Dale Volz walked into the Pioneer Museum of Alabama Saturday expecting to see golden harps with musicians plucking the strings and to hear classical music filling the air.

Instead, what Volz heard was a unique blending of voices singing sacred songs a cappella and without reservation or restraint.

“My wife and I thought we were going to hear harps being played, but this is the harp,” Volz said, pointing to his voice box. “We had never heard Sacred Harp singing before, and it was amazing. We really enjoyed it and weren’t at all disappointed that there were no harps.”

Ken Sundberg, who organized the 6th All Day Sacred Harp Sing at the pioneer museum, said Saturday’s sing attracted singers and visitors alike.

“We had more visitors Saturday than we’ve been having,” Sundberg said. “Hopefully, that’s an indication that more people are becoming interested in Sacred Harp and shape note singing.”

Sundberg said the old songs, by in large, are either in minor chords or have minor chords. They have a rather antique structure and a harmony that produces a distinctive sound.

“That stucture allows the voices to be more plantiff and empty and you want to add something to it,” he said. “The voices are prominent and complete the sounds that are Sacred Harp.”

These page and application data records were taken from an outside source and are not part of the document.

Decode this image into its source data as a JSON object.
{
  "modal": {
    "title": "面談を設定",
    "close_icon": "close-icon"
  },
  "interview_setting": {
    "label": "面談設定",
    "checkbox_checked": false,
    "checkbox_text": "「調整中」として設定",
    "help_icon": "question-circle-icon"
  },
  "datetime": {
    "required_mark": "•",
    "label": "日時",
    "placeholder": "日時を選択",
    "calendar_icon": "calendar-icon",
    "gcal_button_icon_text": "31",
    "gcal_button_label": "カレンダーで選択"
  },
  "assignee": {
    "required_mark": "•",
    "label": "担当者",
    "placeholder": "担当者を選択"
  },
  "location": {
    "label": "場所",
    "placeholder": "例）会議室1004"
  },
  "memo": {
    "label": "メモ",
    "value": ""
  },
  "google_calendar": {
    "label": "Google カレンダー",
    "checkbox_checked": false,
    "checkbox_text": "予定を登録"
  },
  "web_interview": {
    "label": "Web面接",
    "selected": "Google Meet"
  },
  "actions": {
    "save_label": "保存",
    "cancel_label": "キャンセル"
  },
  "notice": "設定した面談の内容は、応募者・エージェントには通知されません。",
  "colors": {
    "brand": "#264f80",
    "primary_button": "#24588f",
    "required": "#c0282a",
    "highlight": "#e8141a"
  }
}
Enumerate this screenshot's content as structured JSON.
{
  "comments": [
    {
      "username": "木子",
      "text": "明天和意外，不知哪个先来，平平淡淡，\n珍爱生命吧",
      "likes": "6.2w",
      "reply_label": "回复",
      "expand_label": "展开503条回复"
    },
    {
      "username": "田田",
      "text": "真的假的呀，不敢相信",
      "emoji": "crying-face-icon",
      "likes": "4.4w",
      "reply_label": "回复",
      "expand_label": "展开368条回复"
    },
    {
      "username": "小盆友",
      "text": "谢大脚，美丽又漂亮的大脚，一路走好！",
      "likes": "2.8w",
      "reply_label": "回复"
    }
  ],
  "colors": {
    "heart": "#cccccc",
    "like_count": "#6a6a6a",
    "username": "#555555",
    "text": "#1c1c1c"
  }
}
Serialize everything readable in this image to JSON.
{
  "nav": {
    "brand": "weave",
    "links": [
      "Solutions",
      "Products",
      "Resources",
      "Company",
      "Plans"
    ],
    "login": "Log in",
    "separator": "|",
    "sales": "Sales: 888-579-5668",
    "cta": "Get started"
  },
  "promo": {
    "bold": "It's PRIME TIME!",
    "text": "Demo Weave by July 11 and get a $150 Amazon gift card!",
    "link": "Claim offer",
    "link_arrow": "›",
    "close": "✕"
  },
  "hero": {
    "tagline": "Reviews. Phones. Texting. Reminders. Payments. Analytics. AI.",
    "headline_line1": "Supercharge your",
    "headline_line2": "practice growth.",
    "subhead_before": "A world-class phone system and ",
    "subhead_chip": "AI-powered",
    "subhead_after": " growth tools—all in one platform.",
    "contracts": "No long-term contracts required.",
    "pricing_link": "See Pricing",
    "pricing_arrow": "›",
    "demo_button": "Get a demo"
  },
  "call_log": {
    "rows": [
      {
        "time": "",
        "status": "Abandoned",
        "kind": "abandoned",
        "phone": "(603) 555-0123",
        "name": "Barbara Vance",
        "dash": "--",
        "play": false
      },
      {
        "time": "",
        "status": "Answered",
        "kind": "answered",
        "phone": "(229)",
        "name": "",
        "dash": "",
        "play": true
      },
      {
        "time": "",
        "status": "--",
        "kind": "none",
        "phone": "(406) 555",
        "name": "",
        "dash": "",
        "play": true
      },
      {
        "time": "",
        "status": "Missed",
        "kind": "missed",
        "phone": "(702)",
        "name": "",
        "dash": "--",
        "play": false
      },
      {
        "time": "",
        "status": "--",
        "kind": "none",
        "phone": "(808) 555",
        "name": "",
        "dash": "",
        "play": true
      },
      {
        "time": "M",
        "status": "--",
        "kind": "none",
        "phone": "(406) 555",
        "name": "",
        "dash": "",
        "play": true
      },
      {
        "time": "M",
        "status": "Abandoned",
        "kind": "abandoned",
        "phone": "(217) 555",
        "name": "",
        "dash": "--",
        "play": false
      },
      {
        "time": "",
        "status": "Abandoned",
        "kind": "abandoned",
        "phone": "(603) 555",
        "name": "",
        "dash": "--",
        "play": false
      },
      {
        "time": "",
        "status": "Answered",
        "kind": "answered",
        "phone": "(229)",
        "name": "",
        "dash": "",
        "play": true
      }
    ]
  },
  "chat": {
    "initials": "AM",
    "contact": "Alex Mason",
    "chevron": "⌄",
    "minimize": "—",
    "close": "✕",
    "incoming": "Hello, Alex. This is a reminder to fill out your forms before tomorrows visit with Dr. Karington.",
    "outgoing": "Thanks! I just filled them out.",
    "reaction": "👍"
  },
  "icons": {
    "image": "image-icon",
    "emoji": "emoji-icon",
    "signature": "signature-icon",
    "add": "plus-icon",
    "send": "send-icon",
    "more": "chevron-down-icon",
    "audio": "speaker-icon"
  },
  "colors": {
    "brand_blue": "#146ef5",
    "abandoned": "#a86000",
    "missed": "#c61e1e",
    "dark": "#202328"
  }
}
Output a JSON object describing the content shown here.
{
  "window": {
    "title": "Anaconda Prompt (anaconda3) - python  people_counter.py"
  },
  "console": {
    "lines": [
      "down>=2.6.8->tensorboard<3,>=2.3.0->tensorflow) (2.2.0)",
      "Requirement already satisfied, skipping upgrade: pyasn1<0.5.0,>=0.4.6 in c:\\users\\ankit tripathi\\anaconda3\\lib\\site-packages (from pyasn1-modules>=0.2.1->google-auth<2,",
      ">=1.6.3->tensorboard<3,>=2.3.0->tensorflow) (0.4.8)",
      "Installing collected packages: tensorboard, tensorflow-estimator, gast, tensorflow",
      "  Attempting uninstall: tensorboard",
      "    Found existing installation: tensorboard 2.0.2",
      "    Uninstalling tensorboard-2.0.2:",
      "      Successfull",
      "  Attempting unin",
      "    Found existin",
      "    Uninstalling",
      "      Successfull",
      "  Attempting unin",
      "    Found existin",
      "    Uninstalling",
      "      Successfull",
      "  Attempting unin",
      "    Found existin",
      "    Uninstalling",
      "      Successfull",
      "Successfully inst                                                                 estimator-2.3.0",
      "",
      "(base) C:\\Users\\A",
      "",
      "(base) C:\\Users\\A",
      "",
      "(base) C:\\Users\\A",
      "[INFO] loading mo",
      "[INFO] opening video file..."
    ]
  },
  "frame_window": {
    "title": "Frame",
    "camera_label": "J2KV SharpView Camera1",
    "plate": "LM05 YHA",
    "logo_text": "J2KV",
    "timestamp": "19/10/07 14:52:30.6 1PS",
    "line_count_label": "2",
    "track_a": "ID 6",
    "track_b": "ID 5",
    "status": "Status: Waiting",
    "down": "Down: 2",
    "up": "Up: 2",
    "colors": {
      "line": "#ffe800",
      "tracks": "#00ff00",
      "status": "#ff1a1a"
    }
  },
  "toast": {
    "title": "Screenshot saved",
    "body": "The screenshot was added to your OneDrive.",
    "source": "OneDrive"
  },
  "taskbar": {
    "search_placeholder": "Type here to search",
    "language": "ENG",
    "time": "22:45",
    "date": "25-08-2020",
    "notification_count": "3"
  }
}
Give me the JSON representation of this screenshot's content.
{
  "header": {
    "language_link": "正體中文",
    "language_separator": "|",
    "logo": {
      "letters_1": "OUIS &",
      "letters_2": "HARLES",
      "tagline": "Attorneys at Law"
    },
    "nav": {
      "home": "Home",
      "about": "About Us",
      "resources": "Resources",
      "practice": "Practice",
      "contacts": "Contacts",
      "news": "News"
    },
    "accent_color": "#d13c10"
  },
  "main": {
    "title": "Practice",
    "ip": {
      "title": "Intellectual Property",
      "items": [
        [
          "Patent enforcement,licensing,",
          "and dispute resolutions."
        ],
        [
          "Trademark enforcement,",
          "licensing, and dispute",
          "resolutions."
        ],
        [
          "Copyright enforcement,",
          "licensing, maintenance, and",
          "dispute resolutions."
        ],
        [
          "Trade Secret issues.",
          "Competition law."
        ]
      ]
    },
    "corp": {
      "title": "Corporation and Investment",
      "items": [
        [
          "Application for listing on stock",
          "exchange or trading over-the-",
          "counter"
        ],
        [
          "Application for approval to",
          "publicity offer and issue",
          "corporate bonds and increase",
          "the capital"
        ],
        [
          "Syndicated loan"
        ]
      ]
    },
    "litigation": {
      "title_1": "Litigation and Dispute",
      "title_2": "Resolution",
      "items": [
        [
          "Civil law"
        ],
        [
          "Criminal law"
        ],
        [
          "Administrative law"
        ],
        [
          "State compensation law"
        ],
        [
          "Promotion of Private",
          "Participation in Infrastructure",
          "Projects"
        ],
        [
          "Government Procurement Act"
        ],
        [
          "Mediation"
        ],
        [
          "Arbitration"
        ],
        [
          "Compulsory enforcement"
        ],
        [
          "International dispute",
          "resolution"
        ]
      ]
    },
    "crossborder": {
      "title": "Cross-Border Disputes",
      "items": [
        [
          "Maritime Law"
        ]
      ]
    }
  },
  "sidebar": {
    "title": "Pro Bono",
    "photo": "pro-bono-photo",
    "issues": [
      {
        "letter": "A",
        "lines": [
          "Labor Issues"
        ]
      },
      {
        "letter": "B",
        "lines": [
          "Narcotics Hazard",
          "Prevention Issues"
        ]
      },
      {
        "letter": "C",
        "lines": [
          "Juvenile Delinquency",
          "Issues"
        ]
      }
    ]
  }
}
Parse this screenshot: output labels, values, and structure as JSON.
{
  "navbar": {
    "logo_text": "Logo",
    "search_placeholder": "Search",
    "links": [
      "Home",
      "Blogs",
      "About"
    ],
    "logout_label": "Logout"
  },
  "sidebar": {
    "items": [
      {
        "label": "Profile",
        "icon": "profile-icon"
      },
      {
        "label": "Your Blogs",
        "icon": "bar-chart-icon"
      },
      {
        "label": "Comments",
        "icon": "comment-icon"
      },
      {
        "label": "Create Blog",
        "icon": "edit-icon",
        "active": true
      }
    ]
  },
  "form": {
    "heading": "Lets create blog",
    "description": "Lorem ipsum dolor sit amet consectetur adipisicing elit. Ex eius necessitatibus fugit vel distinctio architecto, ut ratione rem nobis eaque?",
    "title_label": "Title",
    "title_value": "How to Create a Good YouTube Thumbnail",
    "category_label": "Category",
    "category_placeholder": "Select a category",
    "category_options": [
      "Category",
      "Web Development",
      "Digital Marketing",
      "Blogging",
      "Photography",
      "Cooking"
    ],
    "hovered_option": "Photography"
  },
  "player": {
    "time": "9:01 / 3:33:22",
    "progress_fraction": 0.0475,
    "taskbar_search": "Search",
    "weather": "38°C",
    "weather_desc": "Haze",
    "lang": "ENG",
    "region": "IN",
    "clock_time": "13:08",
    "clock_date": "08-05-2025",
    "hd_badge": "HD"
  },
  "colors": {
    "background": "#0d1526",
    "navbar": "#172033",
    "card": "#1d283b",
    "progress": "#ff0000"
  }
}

Sundberg said Sacred Harp singers always welcome people to sit in on the hollow square or to just sit, listen and learn more about the singing of shape notes.

Shape note singing was first sung in America in the New England states, but has been maintained in the South.

The Rev. Ed Shirley, pastor of Brundidge United Methodist Church, said he has always been fascinated by shape note singing. He appreciated the opportunity to participate in the Sacred Harp Sing at the Pioneer Museum of Alabama Saturday.

“It’s important to listen to everybody in the room in order to blend and harmonize with the volume of voices that make a total musical presentation in one effort,” Shirley said. He said, for him, it was not easy to enunciate the ‘fasola’ with the shape of the note.

“I was singing ‘watermelon, watermelon’ instead of ‘fa sol la,’” he said laughing.

“Sacred Harp singing has a unique sound that seems to come from the heart. The body is the only instrument of expression. You can lean on a guitar or a piano but, in Sacred Harp singing, you are out there by yourself. Sacred Harp singing is a unique and special way o communicate with the Lord.”

Shirley said the songs are different from those found in standard hymnals.

“They are unique to themselves, and some of them are lonely and even heart wrenching,” he said. “Scared Harp music is a wonderful way to present the poetry and then a unique way of presenting the notes. I’m looking forward to learning more about shape note singing. Saturday’s singing was an uplifting experience.”

Sundberg agreed.

“At the end of the day of singing, you want to hug one another,” he said.